Entries provided below:
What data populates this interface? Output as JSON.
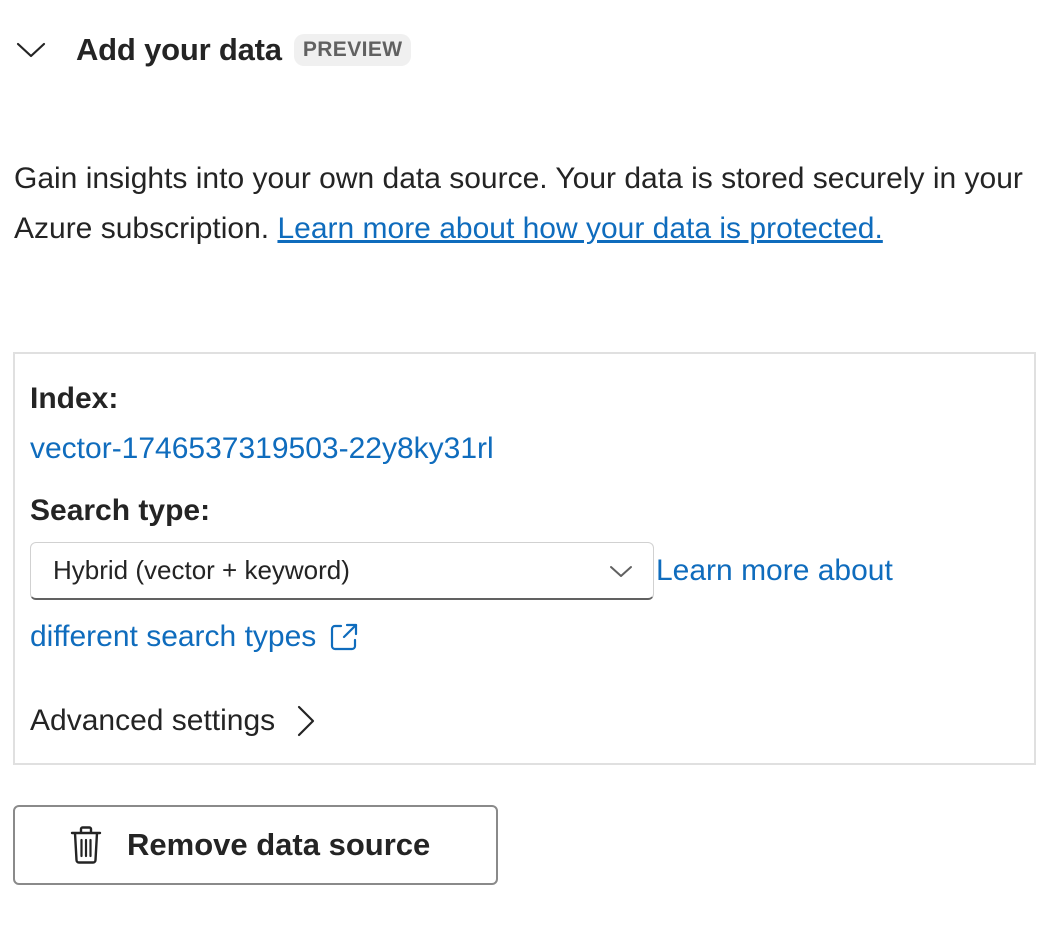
{
  "section": {
    "title": "Add your data",
    "badge": "PREVIEW"
  },
  "description": {
    "text": "Gain insights into your own data source. Your data is stored securely in your Azure subscription. ",
    "link": "Learn more about how your data is protected."
  },
  "panel": {
    "index_label": "Index:",
    "index_value": "vector-1746537319503-22y8ky31rl",
    "search_type_label": "Search type:",
    "search_type_value": "Hybrid (vector + keyword)",
    "learn_more_line1": "Learn more about",
    "learn_more_line2": "different search types",
    "advanced_settings": "Advanced settings"
  },
  "actions": {
    "remove_label": "Remove data source"
  },
  "colors": {
    "link": "#0f6cbd",
    "text": "#242424",
    "badge_bg": "#f0f0f0"
  },
  "icons": {
    "collapse": "chevron-down-icon",
    "dropdown": "chevron-down-icon",
    "external": "external-link-icon",
    "advanced": "chevron-right-icon",
    "remove": "trash-icon"
  }
}
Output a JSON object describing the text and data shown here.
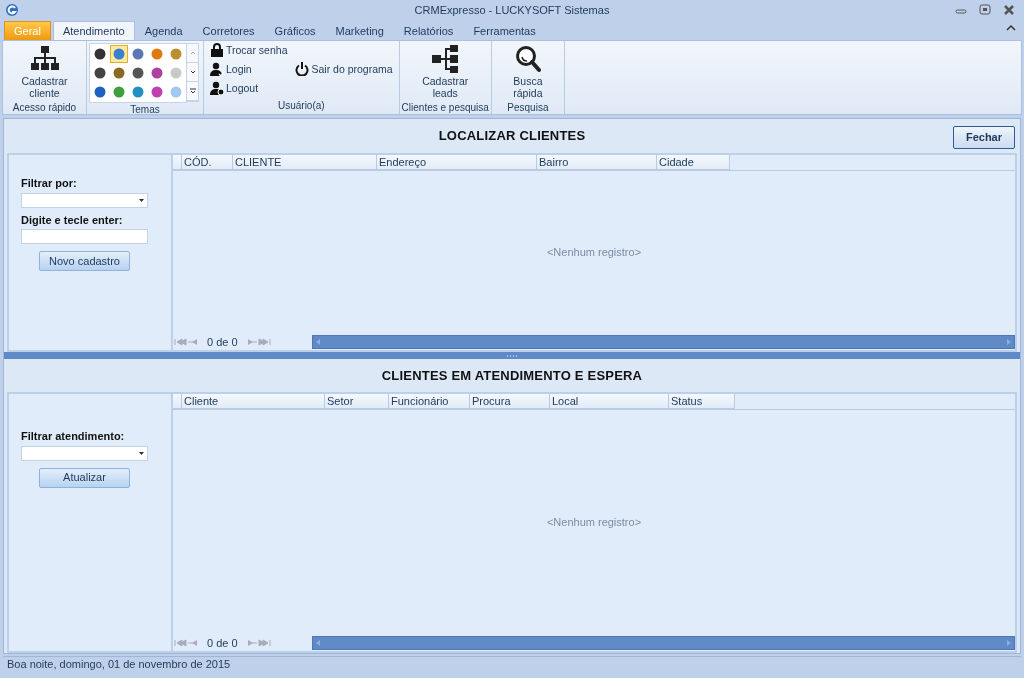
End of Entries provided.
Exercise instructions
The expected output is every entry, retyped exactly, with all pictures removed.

Solved problem
What data populates this interface? Output as JSON.
{
  "section": {
    "title": "Add your data",
    "badge": "PREVIEW"
  },
  "description": {
    "text": "Gain insights into your own data source. Your data is stored securely in your Azure subscription. ",
    "link": "Learn more about how your data is protected."
  },
  "panel": {
    "index_label": "Index:",
    "index_value": "vector-1746537319503-22y8ky31rl",
    "search_type_label": "Search type:",
    "search_type_value": "Hybrid (vector + keyword)",
    "learn_more_line1": "Learn more about",
    "learn_more_line2": "different search types",
    "advanced_settings": "Advanced settings"
  },
  "actions": {
    "remove_label": "Remove data source"
  },
  "colors": {
    "link": "#0f6cbd",
    "text": "#242424",
    "badge_bg": "#f0f0f0"
  },
  "icons": {
    "collapse": "chevron-down-icon",
    "dropdown": "chevron-down-icon",
    "external": "external-link-icon",
    "advanced": "chevron-right-icon",
    "remove": "trash-icon"
  }
}
Output a JSON object describing the text and data shown here.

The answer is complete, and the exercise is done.